MINNEAPOLIS — Sometimes, It’s hard to deny when you’re wrong. And it’s really hard to admit that you’re wrong about an issue that’s led to catastrophic events and skyrocketing crime, while trying to deflect blame for supporting strategies to “defund the police.” But Minneapolis Mayor Jacob Frey is in a different category. He’s finally admitted that calls to slash police service have played a role in the crime wave plaguing his city.
“It’s just the reality of the solution, you know,” Mayor Frey acknowledged when asked by community leaders on how the “defund the police” movement contributed to the city’s crime spike, Blaze Media reported. “When you make big, overarching statements that we’re going to defund or abolish and dismantle the police department and get rid of all the officers, there’s an impact to that.”
Minneapolis has seen spikes in crime over the last year—along with other major cities that have sought to cripple law enforcement. According to WCCO, early 2021 data shows Minneapolis has a 250% increase in gunshot victims.
The surge in violent crime followed vows by the City Council to defund its police department in the aftermath of George Floyd’s death, Washington Examiner reported. The consequence—intended or otherwise—is that the city has lost a lot of valuable experience and institutional knowledge as cops have departed in large numbers.
Moreover, earlier this month Minneapolis leaders were working to sign off on workers’ compensation packages totaling close to $35 million to be paid to about 200 former police officers and firefighters who left amid the ongoing civil unrest, which has been tolerated by city leadership who have appeased rioters, Law Officer reported.

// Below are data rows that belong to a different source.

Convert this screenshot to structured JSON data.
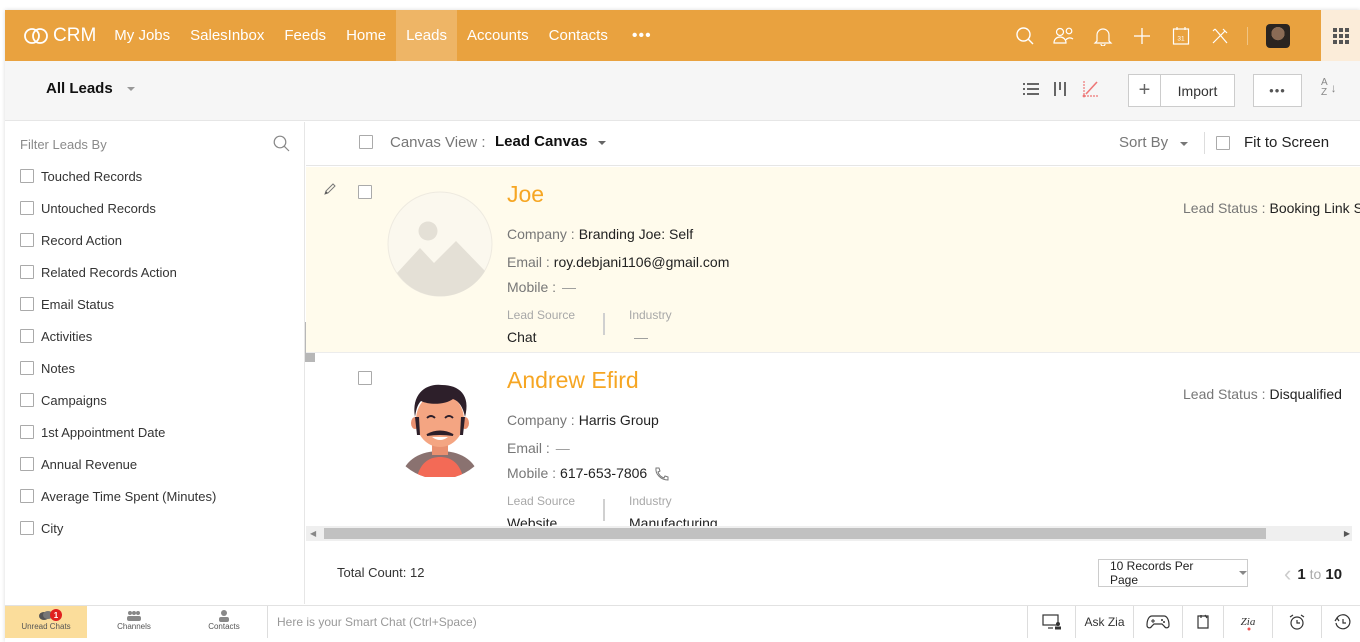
{
  "app": {
    "brand": "CRM",
    "accent_color": "#e9a23f",
    "name_color": "#f6a623"
  },
  "nav": {
    "items": [
      {
        "label": "My Jobs",
        "active": false
      },
      {
        "label": "SalesInbox",
        "active": false
      },
      {
        "label": "Feeds",
        "active": false
      },
      {
        "label": "Home",
        "active": false
      },
      {
        "label": "Leads",
        "active": true
      },
      {
        "label": "Accounts",
        "active": false
      },
      {
        "label": "Contacts",
        "active": false
      }
    ],
    "more_label": "•••",
    "icons": [
      "search-icon",
      "contacts-sync-icon",
      "bell-icon",
      "plus-icon",
      "calendar-icon",
      "tools-icon",
      "user-avatar",
      "apps-grid-icon"
    ],
    "calendar_day": "31"
  },
  "subheader": {
    "view_name": "All Leads",
    "view_icons": [
      "list-view-icon",
      "kanban-view-icon",
      "canvas-view-icon"
    ],
    "plus_label": "+",
    "import_label": "Import",
    "more_label": "•••",
    "sort_label_top": "A",
    "sort_label_bottom": "Z"
  },
  "filters": {
    "title": "Filter Leads By",
    "items": [
      "Touched Records",
      "Untouched Records",
      "Record Action",
      "Related Records Action",
      "Email Status",
      "Activities",
      "Notes",
      "Campaigns",
      "1st Appointment Date",
      "Annual Revenue",
      "Average Time Spent (Minutes)",
      "City"
    ]
  },
  "canvas": {
    "view_label": "Canvas View :",
    "view_value": "Lead Canvas",
    "sort_by_label": "Sort By",
    "fit_to_screen_label": "Fit to Screen"
  },
  "labels": {
    "company": "Company :",
    "email": "Email :",
    "mobile": "Mobile :",
    "lead_source": "Lead Source",
    "industry": "Industry",
    "lead_status": "Lead Status :"
  },
  "records": [
    {
      "name": "Joe",
      "company": "Branding Joe: Self",
      "email": "roy.debjani1106@gmail.com",
      "mobile": "—",
      "lead_source": "Chat",
      "industry": "—",
      "lead_status": "Booking Link S",
      "highlighted": true,
      "photo": "placeholder-image"
    },
    {
      "name": "Andrew Efird",
      "company": "Harris Group",
      "email": "—",
      "mobile": "617-653-7806",
      "lead_source": "Website",
      "industry": "Manufacturing",
      "lead_status": "Disqualified",
      "highlighted": false,
      "photo": "cartoon-avatar"
    }
  ],
  "footer": {
    "total_count_label": "Total Count:",
    "total_count": "12",
    "per_page": "10 Records Per Page",
    "page_from": "1",
    "page_to_word": "to",
    "page_to": "10"
  },
  "bottombar": {
    "tabs": [
      {
        "label": "Unread Chats",
        "badge": "1",
        "active": true
      },
      {
        "label": "Channels",
        "active": false
      },
      {
        "label": "Contacts",
        "active": false
      }
    ],
    "smart_chat_placeholder": "Here is your Smart Chat (Ctrl+Space)",
    "ask_zia": "Ask Zia",
    "tool_icons": [
      "screen-share-icon",
      "ask-zia",
      "game-controller-icon",
      "notes-icon",
      "zia-icon",
      "alarm-icon",
      "history-icon"
    ]
  }
}
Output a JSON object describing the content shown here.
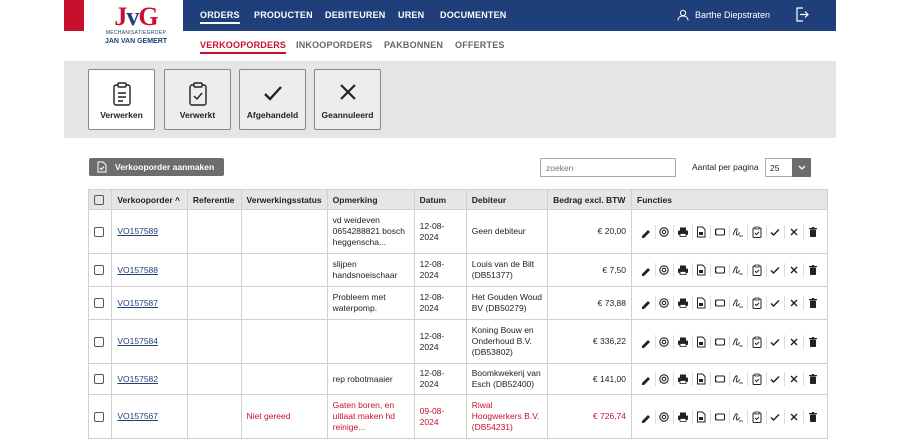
{
  "header": {
    "logo": {
      "mark": "JvG",
      "sub": "MECHANISATIEGROEP",
      "name": "JAN VAN GEMERT"
    },
    "nav": [
      "ORDERS",
      "PRODUCTEN",
      "DEBITEUREN",
      "UREN",
      "DOCUMENTEN"
    ],
    "user": "Barthe Diepstraten"
  },
  "subnav": [
    "VERKOOPORDERS",
    "INKOOPORDERS",
    "PAKBONNEN",
    "OFFERTES"
  ],
  "tiles": [
    "Verwerken",
    "Verwerkt",
    "Afgehandeld",
    "Geannuleerd"
  ],
  "toolbar": {
    "create_label": "Verkooporder aanmaken",
    "search_placeholder": "zoeken",
    "per_page_label": "Aantal per pagina",
    "per_page_value": "25"
  },
  "table": {
    "headers": [
      "Verkooporder ^",
      "Referentie",
      "Verwerkingsstatus",
      "Opmerking",
      "Datum",
      "Debiteur",
      "Bedrag excl. BTW",
      "Functies"
    ],
    "rows": [
      {
        "order": "VO157589",
        "ref": "",
        "status": "",
        "note": "vd weideven 0654288821 bosch heggenscha...",
        "date": "12-08-2024",
        "debtor": "Geen debiteur",
        "amount": "€ 20,00",
        "red": false
      },
      {
        "order": "VO157588",
        "ref": "",
        "status": "",
        "note": "slijpen handsnoeischaar",
        "date": "12-08-2024",
        "debtor": "Louis van de Bilt (DB51377)",
        "amount": "€ 7,50",
        "red": false
      },
      {
        "order": "VO157587",
        "ref": "",
        "status": "",
        "note": "Probleem met waterpomp.",
        "date": "12-08-2024",
        "debtor": "Het Gouden Woud BV (DB50279)",
        "amount": "€ 73,88",
        "red": false
      },
      {
        "order": "VO157584",
        "ref": "",
        "status": "",
        "note": "",
        "date": "12-08-2024",
        "debtor": "Koning Bouw en Onderhoud B.V. (DB53802)",
        "amount": "€ 336,22",
        "red": false
      },
      {
        "order": "VO157582",
        "ref": "",
        "status": "",
        "note": "rep robotmaaier",
        "date": "12-08-2024",
        "debtor": "Boomkwekerij van Esch (DB52400)",
        "amount": "€ 141,00",
        "red": false
      },
      {
        "order": "VO157567",
        "ref": "",
        "status": "Niet gereed",
        "note": "Gaten boren, en uitlaat maken hd reinige...",
        "date": "09-08-2024",
        "debtor": "Riwal Hoogwerkers B.V. (DB54231)",
        "amount": "€ 726,74",
        "red": true
      }
    ],
    "functions": [
      "edit-icon",
      "email-icon",
      "print-icon",
      "pdf-icon",
      "label-icon",
      "sign-icon",
      "clipboard-icon",
      "check-icon",
      "close-icon",
      "trash-icon"
    ]
  },
  "colors": {
    "brand_blue": "#1e3f7a",
    "brand_red": "#c8102e",
    "button_gray": "#6d6d6d"
  }
}
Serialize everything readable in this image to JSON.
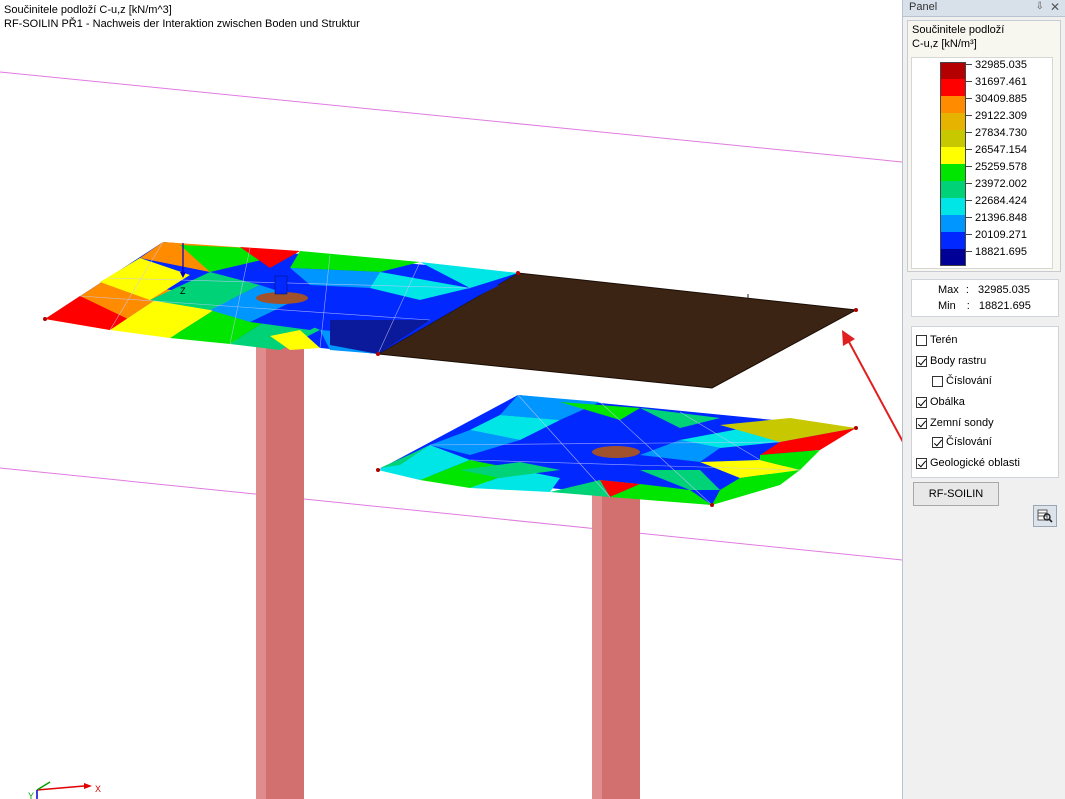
{
  "viewport": {
    "title_line1": "Součinitele podloží C-u,z [kN/m^3]",
    "title_line2": "RF-SOILIN PŘ1 - Nachweis der Interaktion zwischen Boden und Struktur",
    "axis_x_label": "X",
    "axis_y_label": "Y",
    "axis_z_label": "Z"
  },
  "panel": {
    "title": "Panel",
    "pin_icon": "pin-icon",
    "close_icon": "close-icon",
    "legend": {
      "title": "Součinitele podloží",
      "subtitle": "C-u,z [kN/m³]",
      "levels": [
        {
          "value": "32985.035",
          "color": "#b40000"
        },
        {
          "value": "31697.461",
          "color": "#ff0000"
        },
        {
          "value": "30409.885",
          "color": "#ff8c00"
        },
        {
          "value": "29122.309",
          "color": "#e6b400"
        },
        {
          "value": "27834.730",
          "color": "#c8c800"
        },
        {
          "value": "26547.154",
          "color": "#ffff00"
        },
        {
          "value": "25259.578",
          "color": "#00e600"
        },
        {
          "value": "23972.002",
          "color": "#00d278"
        },
        {
          "value": "22684.424",
          "color": "#00e6e6"
        },
        {
          "value": "21396.848",
          "color": "#0096ff"
        },
        {
          "value": "20109.271",
          "color": "#0028ff"
        },
        {
          "value": "18821.695",
          "color": "#000096"
        }
      ]
    },
    "max_label": "Max",
    "max_value": "32985.035",
    "min_label": "Min",
    "min_value": "18821.695",
    "options": [
      {
        "label": "Terén",
        "checked": false
      },
      {
        "label": "Body rastru",
        "checked": true
      },
      {
        "label": "Číslování",
        "checked": false
      },
      {
        "label": "Obálka",
        "checked": true
      },
      {
        "label": "Zemní sondy",
        "checked": true
      },
      {
        "label": "Číslování",
        "checked": true
      },
      {
        "label": "Geologické oblasti",
        "checked": true
      }
    ],
    "button_label": "RF-SOILIN",
    "tool_icon": "zoom-table-icon"
  },
  "colors": {
    "highlight": "#e02020",
    "column": "#d27070",
    "geo_area": "#3c2414",
    "guide_line": "#e070e0"
  }
}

Although the City Council eventually agreed to spend an additional $6.4 million on law enforcement, as crime rates reached historic levels, the violence continues to plague the city, the Examiner reported.
“The violence needs to stop. It’s unacceptable,” Frey said. “People deserve to feel safe in their neighborhood. They deserve to be able to send their kids out to the sidewalk to play and to recreate without bullets flying by. That’s unacceptable. We should be holding those perpetrators accountable.”
Speaking candidly, the mayor says the city doesn’t have enough officers to respond to the high demand. As a result, he hopes the City Council will make an effort to work with police Chief Medaria Arradondo.
“It’s going to take a very comprehensive effort,” Frey said. “Yes, it includes safety beyond policing, and it includes police. And, you know, I’m one that has been working lockstep with our Chief Arradondo, and I’m calling on the council members to try to work with him as well.”
Even with the best of intentions, the damage done to the business community, citizens, and first responders cannot be ignored any longer.
Mayor Frey’s admission is a sign that there is quite a big mess to clean up. But whether or not that it will be cleaned up amid partisan politics and posturing remains to be seen.